Students and Woodlands’ residents enjoyed another World Affairs Council event, this one highlighting the leadership changes in Latin America. This event, featuring Ambassador Michael McKinley, proved entertaining and educational, hallmarks of WAC events.
McKinley is uniquely qualified to discuss Latin America. In addition to being born in Venezuela and having a PhD in international affairs, McKinley also served as Ambassador to Peru, Brazil, and Columbia (not to mention Afghanistan).
Following introductions by Sandija Bayot and Baylee Cammack from Caney Creek High School, the forum was turned over to the excellent moderator Ronan O’Malley.
McKinley discussed the unique challenges of Latin America, including periods of instability, colonial rule, poverty and inequality. This, he noted, had been particularly acute in Peru when Castillo was in power: In a sixteen-month period, Castillo’s cabinet went through 80 members, an unprecedented number. Moreover, Castillo attempted to suspend Congress.
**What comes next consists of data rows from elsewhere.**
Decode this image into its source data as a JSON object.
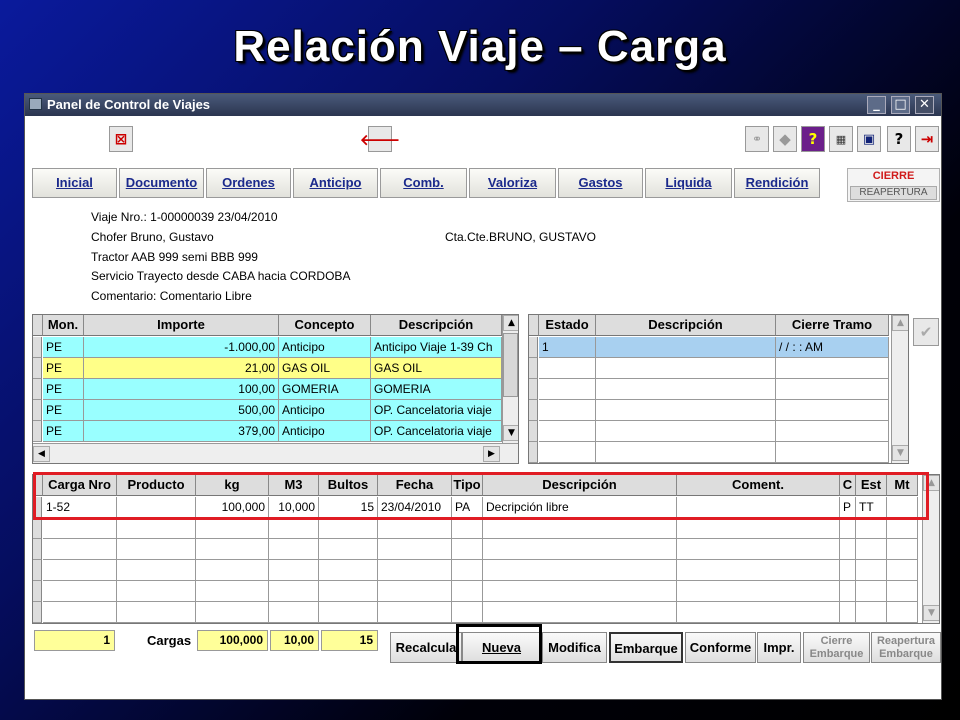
{
  "slide": {
    "title": "Relación Viaje – Carga"
  },
  "window": {
    "title": "Panel de Control de Viajes"
  },
  "tabs": [
    "Inicial",
    "Documento",
    "Ordenes",
    "Anticipo",
    "Comb.",
    "Valoriza",
    "Gastos",
    "Liquida",
    "Rendición"
  ],
  "cierre": {
    "label": "CIERRE",
    "reapertura": "REAPERTURA"
  },
  "info": {
    "viaje": "Viaje Nro.: 1-00000039 23/04/2010",
    "chofer": "Chofer Bruno, Gustavo",
    "tractor": "Tractor AAB 999   semi BBB 999",
    "servicio": "Servicio  Trayecto  desde CABA hacia CORDOBA",
    "comentario": "Comentario: Comentario Libre",
    "ctacte": "Cta.Cte.BRUNO, GUSTAVO"
  },
  "left_grid": {
    "headers": [
      "Mon.",
      "Importe",
      "Concepto",
      "Descripción"
    ],
    "rows": [
      {
        "mon": "PE",
        "importe": "-1.000,00",
        "concepto": "Anticipo",
        "desc": "Anticipo Viaje 1-39 Ch",
        "color": "#99ffff"
      },
      {
        "mon": "PE",
        "importe": "21,00",
        "concepto": "GAS OIL",
        "desc": "GAS OIL",
        "color": "#ffff88"
      },
      {
        "mon": "PE",
        "importe": "100,00",
        "concepto": "GOMERIA",
        "desc": "GOMERIA",
        "color": "#99ffff"
      },
      {
        "mon": "PE",
        "importe": "500,00",
        "concepto": "Anticipo",
        "desc": "OP. Cancelatoria viaje",
        "color": "#99ffff"
      },
      {
        "mon": "PE",
        "importe": "379,00",
        "concepto": "Anticipo",
        "desc": "OP. Cancelatoria viaje",
        "color": "#99ffff"
      }
    ]
  },
  "right_grid": {
    "headers": [
      "Estado",
      "Descripción",
      "Cierre Tramo"
    ],
    "rows": [
      {
        "estado": "1",
        "desc": "",
        "cierre": "/ /      :  :  AM"
      }
    ]
  },
  "bottom_grid": {
    "headers": [
      "Carga Nro",
      "Producto",
      "kg",
      "M3",
      "Bultos",
      "Fecha",
      "Tipo",
      "Descripción",
      "Coment.",
      "C",
      "Est",
      "Mt"
    ],
    "rows": [
      [
        "1-52",
        "",
        "100,000",
        "10,000",
        "15",
        "23/04/2010",
        "PA",
        "Decripción libre",
        "",
        "P",
        "TT",
        ""
      ]
    ]
  },
  "footer": {
    "count": "1",
    "cargas_label": "Cargas",
    "kg": "100,000",
    "m3": "10,00",
    "bultos": "15"
  },
  "buttons": {
    "recalcula": "Recalcula",
    "nueva": "Nueva",
    "modifica": "Modifica",
    "embarque": "Embarque",
    "conforme": "Conforme",
    "impr": "Impr.",
    "cierre_embarque_1": "Cierre",
    "cierre_embarque_2": "Embarque",
    "reapertura_embarque_1": "Reapertura",
    "reapertura_embarque_2": "Embarque"
  },
  "colors": {
    "cyan_row": "#99ffff",
    "yellow_row": "#ffff88",
    "highlight_red": "#e01c24",
    "tab_text": "#1b2a8c"
  }
}
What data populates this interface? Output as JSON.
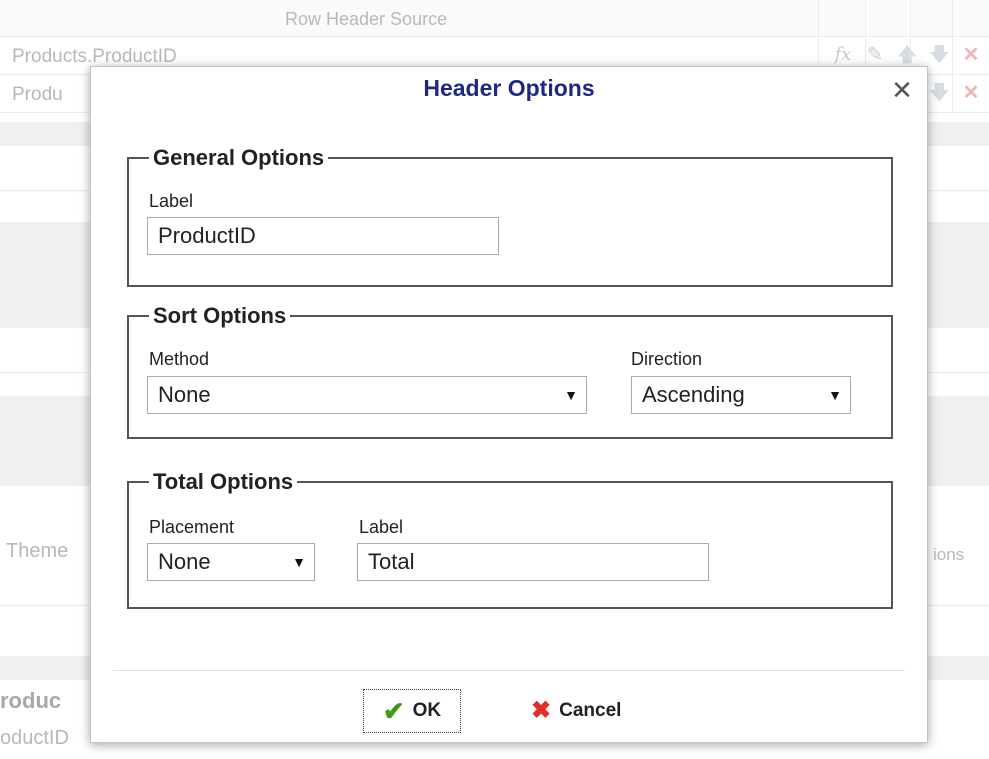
{
  "background": {
    "column_header": "Row Header Source",
    "rows": [
      "Products.ProductID",
      "Produ"
    ],
    "row_icons": [
      "function-icon",
      "edit-icon",
      "up-arrow-icon",
      "down-arrow-icon",
      "delete-icon"
    ],
    "theme_label": "Theme",
    "options_label": "ions",
    "section_label": "roduc",
    "footer_label": "oductID"
  },
  "dialog": {
    "title": "Header Options",
    "general": {
      "legend": "General Options",
      "label_caption": "Label",
      "label_value": "ProductID"
    },
    "sort": {
      "legend": "Sort Options",
      "method_caption": "Method",
      "method_value": "None",
      "direction_caption": "Direction",
      "direction_value": "Ascending"
    },
    "total": {
      "legend": "Total Options",
      "placement_caption": "Placement",
      "placement_value": "None",
      "label_caption": "Label",
      "label_value": "Total"
    },
    "buttons": {
      "ok": "OK",
      "cancel": "Cancel"
    }
  },
  "colors": {
    "title": "#1c2a86",
    "ok_check": "#3f9a1b",
    "cancel_cross": "#e0302a"
  }
}
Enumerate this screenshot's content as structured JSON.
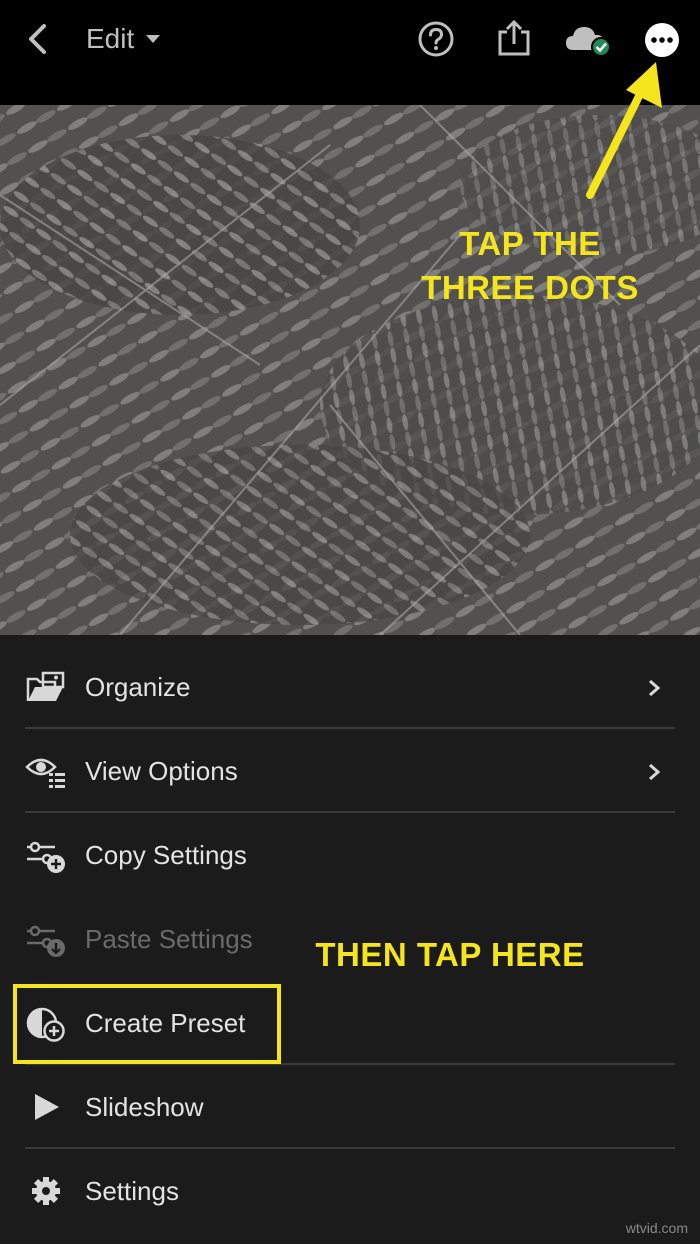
{
  "topbar": {
    "mode_label": "Edit",
    "icons": [
      "back-chevron-icon",
      "caret-down-icon",
      "help-icon",
      "share-icon",
      "cloud-synced-icon",
      "more-dots-icon"
    ]
  },
  "annotations": {
    "top_line1": "TAP THE",
    "top_line2": "THREE DOTS",
    "bottom": "THEN TAP HERE",
    "color": "#f5e51c"
  },
  "menu": {
    "items": [
      {
        "label": "Organize",
        "icon": "organize-icon",
        "has_chevron": true,
        "enabled": true
      },
      {
        "label": "View Options",
        "icon": "view-options-icon",
        "has_chevron": true,
        "enabled": true
      },
      {
        "label": "Copy Settings",
        "icon": "copy-settings-icon",
        "has_chevron": false,
        "enabled": true
      },
      {
        "label": "Paste Settings",
        "icon": "paste-settings-icon",
        "has_chevron": false,
        "enabled": false
      },
      {
        "label": "Create Preset",
        "icon": "create-preset-icon",
        "has_chevron": false,
        "enabled": true,
        "highlighted": true
      },
      {
        "label": "Slideshow",
        "icon": "play-icon",
        "has_chevron": false,
        "enabled": true
      },
      {
        "label": "Settings",
        "icon": "gear-icon",
        "has_chevron": false,
        "enabled": true
      }
    ]
  },
  "watermark": "wtvid.com"
}
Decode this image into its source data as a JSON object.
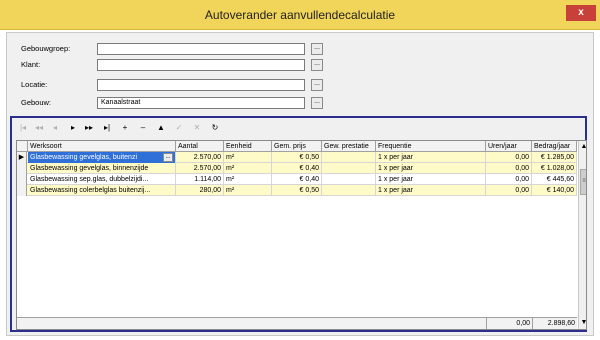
{
  "window": {
    "title": "Autoverander aanvullendecalculatie",
    "close_label": "x",
    "titlebar_color": "#f1d55b",
    "close_color": "#c7403a"
  },
  "form": {
    "fields": [
      {
        "label": "Gebouwgroep:",
        "value": "",
        "button": "..."
      },
      {
        "label": "Klant:",
        "value": "",
        "button": "..."
      },
      {
        "label": "Locatie:",
        "value": "",
        "button": "..."
      },
      {
        "label": "Gebouw:",
        "value": "Kanaalstraat",
        "button": "..."
      }
    ]
  },
  "toolbar": {
    "buttons": [
      {
        "icon": "first-record-icon",
        "glyph": "|◂",
        "enabled": false
      },
      {
        "icon": "prev-page-icon",
        "glyph": "◂◂",
        "enabled": false
      },
      {
        "icon": "prev-record-icon",
        "glyph": "◂",
        "enabled": false
      },
      {
        "icon": "next-record-icon",
        "glyph": "▸",
        "enabled": true
      },
      {
        "icon": "next-page-icon",
        "glyph": "▸▸",
        "enabled": true
      },
      {
        "icon": "last-record-icon",
        "glyph": "▸|",
        "enabled": true
      },
      {
        "icon": "insert-icon",
        "glyph": "+",
        "enabled": true
      },
      {
        "icon": "delete-icon",
        "glyph": "–",
        "enabled": true
      },
      {
        "icon": "edit-icon",
        "glyph": "▲",
        "enabled": true
      },
      {
        "icon": "post-icon",
        "glyph": "✓",
        "enabled": false
      },
      {
        "icon": "cancel-icon",
        "glyph": "✕",
        "enabled": false
      },
      {
        "icon": "refresh-icon",
        "glyph": "↻",
        "enabled": true
      }
    ]
  },
  "grid": {
    "columns": [
      "Werksoort",
      "Aantal",
      "Eenheid",
      "Gem. prijs",
      "Gew. prestatie",
      "Frequentie",
      "Uren/jaar",
      "Bedrag/jaar"
    ],
    "rows": [
      {
        "werksoort": "Glasbewassing gevelglas, buitenzi",
        "aantal": "2.570,00",
        "eenheid": "m²",
        "prijs": "€ 0,50",
        "prestatie": "",
        "frequentie": "1 x per jaar",
        "uren": "0,00",
        "bedrag": "€ 1.285,00",
        "style": "yellow",
        "selected": true
      },
      {
        "werksoort": "Glasbewassing gevelglas, binnenzijde",
        "aantal": "2.570,00",
        "eenheid": "m²",
        "prijs": "€ 0,40",
        "prestatie": "",
        "frequentie": "1 x per jaar",
        "uren": "0,00",
        "bedrag": "€ 1.028,00",
        "style": "yellow",
        "selected": false
      },
      {
        "werksoort": "Glasbewassing sep.glas, dubbelzijdi...",
        "aantal": "1.114,00",
        "eenheid": "m²",
        "prijs": "€ 0,40",
        "prestatie": "",
        "frequentie": "1 x per jaar",
        "uren": "0,00",
        "bedrag": "€ 445,60",
        "style": "white",
        "selected": false
      },
      {
        "werksoort": "Glasbewassing colerbelglas buitenzij...",
        "aantal": "280,00",
        "eenheid": "m²",
        "prijs": "€ 0,50",
        "prestatie": "",
        "frequentie": "1 x per jaar",
        "uren": "0,00",
        "bedrag": "€ 140,00",
        "style": "yellow",
        "selected": false
      }
    ],
    "cell_button": "...",
    "current_row_marker": "▶",
    "totals": {
      "uren": "0,00",
      "bedrag": "2.898,60"
    }
  },
  "scrollbar": {
    "up": "▲",
    "down": "▼",
    "thumb": "≡"
  }
}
While such episodes have occurred throughout Latin America’s history, much progress has been made, and McKinley notes that while the largest six Latin American countries now have left-leaning governments, these governments fall within normal and accepted economic and governing strategies: they aren’t socialist or Communist governments.
Moreover, in most of the countries, much progress has been made in institutionalizing democratic reforms, auguring well for the future.
McKinley noted that the United States needed to devote more attention to Latin America. While he noted that Ukraine and China are two paramount concerns right now, issues in these regions should not fully overshadow the importance and promise of Latin America. Remarkably, he noted that while the United States had sent 68 billion dollars to Ukraine last year, only 2 billion had been sent to all of Latin America. Moreover, the US accepts more than 500,000 students from China, India, and Korea, but we accept less than 100,000 students from all of Latin America. With attention, effort, and resources, these disparities can be addressed, benefiting both the United States and Latin America.
Gratifyingly, there were a large number of students on hand to hear Ambassador McKinley’s response.
Indeed, overall, there were more than 70 people who came out to hear the Ambassador speak, and it’s safe to say that everyone came away more informed. Ambassador McKinley spoke with guests following the event…
…and we also had the chance to peruse the wonderful Glade Art Gallery, which is constantly rotating its art work, giving us the chance to find new favorites–which we did!
Once again, we’d like to thank the World Affairs Council for offering these wonderful learning opportunities to students from SHSU and beyond.